A well-stocked pantry is key to saving you time and money.
No more last-minute trips to the store to grab an ingredient you missed. And no more spending an extra $10 on something you just couldn't pass up while you were there! Follow these tips to keep ingredients for quick and healthy meals on hand.
1. Hold on to whole grains.
Fill your pantry with whole grain pasta, brown rice, barley, rolled oats, and other whole grain favorites. Stock up when you find a good sale. Or, buy in bulk. Bulk bins often have better unit prices than packaged grains.
2. Bet on beans.
Canned or dried beans add bulk to soups, salads, and pastas. Swap in beans in place of half the meat in tacos or other dishes. They are less expensive and lower in saturated fats. Look for low-sodium or no-salt-added when buying canned.
3. Don't forget fruits and veggies.
Canned produce was picked at its peak, so it's full of great nutrients. Serve canned fruits or applesauce (no sugar added or canned in their own juice) as quick snacks for kids. Canned corn or green beans make quick and easy side dishes. Canned tomatoes can be used in pastas, soups, casseroles, and many other meals.
4. Feature fish.
Another item you may not think of buying canned is fish. But canned fish is a great secret for getting more heart-healthy fish into your diet in an affordable way. Use canned tuna salmon to add protein to salads, casseroles, and pasta.
5. Nosh on nuts.
Nuts and dried fruit make great pantry items.
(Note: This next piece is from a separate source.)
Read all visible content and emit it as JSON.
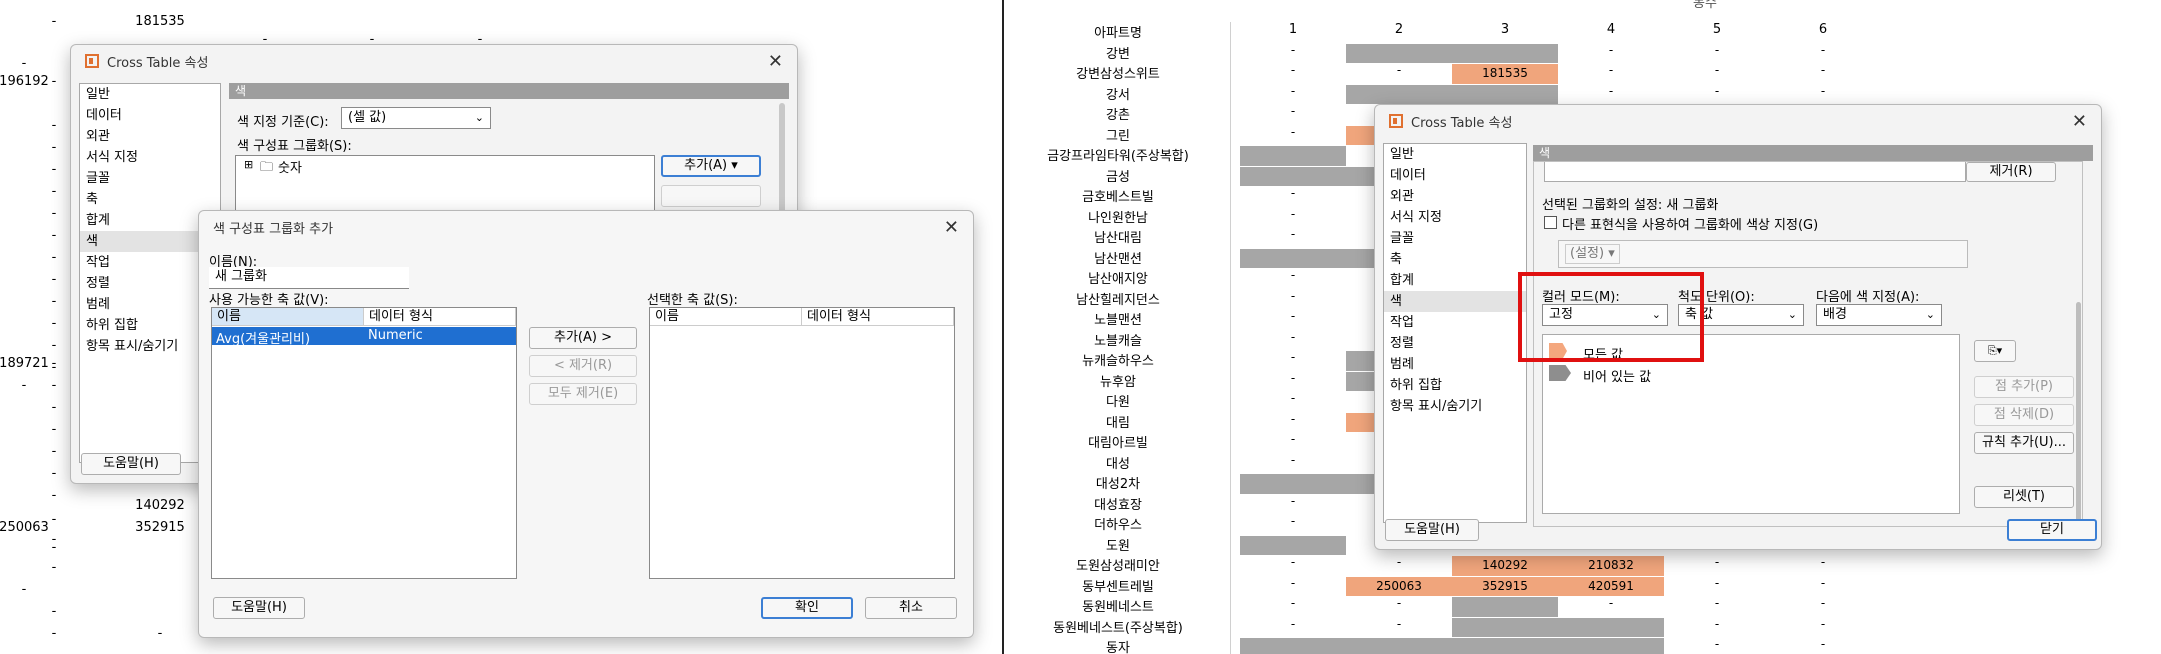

Throw into homemade trail mix for an easy snack. Add to hot cereals, baked goods, or yogurt to pack a punch. Throw onto salad or sautéed greens to add sweetness and crunch.
6. Think outside the cereal bowl.
Stock up on whole grain, low-sugar cereals when you find a good sale. Add to trail mix for a healthy snack. Or, crush and use as a crispy coating for meat, poultry, and fish. (Try our Baked Flaked Chicken.)
7. Fill your pantry with flavor.
Vinegars and other condiments, like Dijon mustard, are great for quick, homemade salad dressings. Or use them to make a flavorful marinade for proteins or vegetables. Apple cider, red wine, rice, and balsamic vinegars are all good options.
8. Spice things up.
Speaking of flavor, keep the dried herbs and spices you use often on hand. Use to add taste in place of extra salt or fat.
9. Invest in healthy fats.
Oils made with healthy fats are great for sautéing, baking, roasting vegetables, making salad dressings, and more. Canola oil is a lower-cost healthy choice best used for cooking. Olive oil may be worth the extra cost when making dressings or vinaigrettes.
10. Buy basic baking items.
Keep basic ingredients like flour, baking soda, and baking powder stored properly in your pantry. Use them to transform one ingredient into a complete dish. Got overripe apples or bananas? Make an Apple Crisp or Banana Crumble for a healthy dessert.
Want a more detailed shopping list to get your pantry started?
This Stocking Your Pantry handout (PDF) shows commonly used pantry items for making Cooking Matters recipes. If you want to stock your pantry for healthy cooking, it's a great place to start!